Last year, Latin Americans in Spain sent $5 billion in remittances to their home countries. That is almost as much as Latin America as a whole received in aid from the IMF, World Bank and the Inter-American Development Bank combined.

The IDB estimates that about 1 billion people worldwide depend on remittances they get from family members working abroad. The bank says it wants more countries, including the United States, to follow Spain's lead and make life easier for those working abroad.

In the past six years, Spain's foreign-born population has more than quadrupled, to nearly 4 million people.

At one of the many call centers in Madrid that cater to foreign workers, Edwin Pauta recently paid for a call to his parents back home in Ecuador. He and the cashier, who's also from Ecuador, both say they feel at home in Spain, especially when it comes to the soccer game playing on the cashier's TV.

"Is that Barcelona playing?" Pauta asks. "That's my team."

Six years ago, Pauta had a choice: to go to the United States or Spain. He says that now, he has no regrets about coming to Madrid.

He works hard. By day, he's a fumigator at a pest control company. At night, he's a maintenance man in the subway system. But in Spain, Pauta has been able to take advantage of the easy credit options that are available to any Spanish citizen.

"They give you really good terms," Pauta said in Spanish. "That's why I have an apartment that I bought a year ago.

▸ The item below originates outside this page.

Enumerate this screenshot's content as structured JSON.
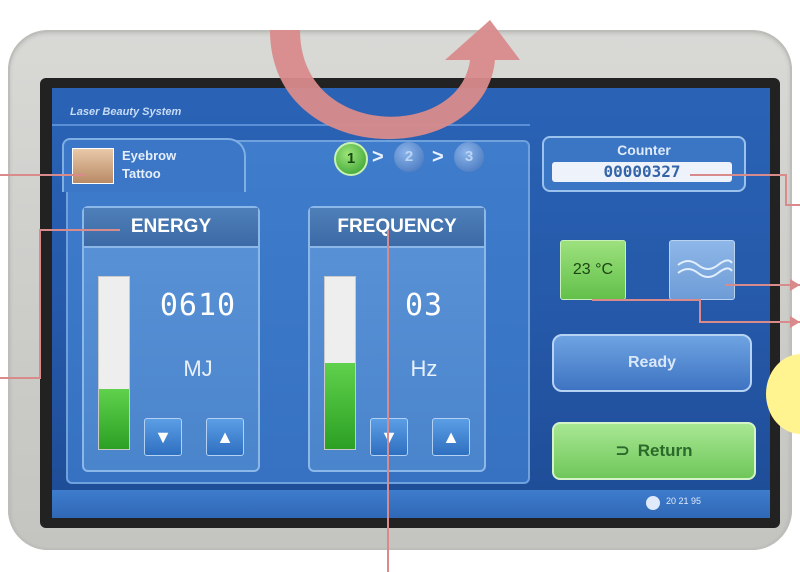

I just had to show my work contract and wage slip and I got it immediately."

A recent study by the Inter-American Development Bank, or IDB, found that a majority of Latin American emigrants are starting to choose Europe, and in particular Spain, over the United States.

Experts say one of the main reasons is the emergence of an entire industry of financial services catering to immigrants.

Ecuadorians are the biggest group of Latin Americans in Spain. And in Madrid and Barcelona, there are shops where they can pay for appliances and have them delivered to an address in Ecuador. One company is test-marketing ATMs that allow users to pay for grocery purchases, medical treatment or cell phones in Ecuador.

Lucia Jimenez recently visited a branch of Mundocredit, an immigrant bank set up by one of Spain's largest banks. It offers no-commission money transfers and the option of getting a mortgage in Spain for a home in Latin America.

Jimenez said that she is thinking about getting life insurance that she can eventually take back to her native country, Paraguay.

For now, though, she's just using her bank account to buy guaranies, the Paraguayan currency, to send back to her children.

Some immigrants may still send cash in envelopes or wire it to their families. But experts say channeling remittances through the banking system gives workers more leverage. That way, they can finance purchases of homes and cars, and make other investments.

Jimenez says the remittances she sends are better than official government-to-government aid projects.

"No matter how marvelous and well-designed the projects are, in the end the money disappears," she said in Spanish. "Especially in my country, Paraguay — it's one of the most corrupt countries in the world."

And many experts agree. They say remittances like those being sent home by Jimenez are more effective at helping a Third World country's progress than traditional development aid.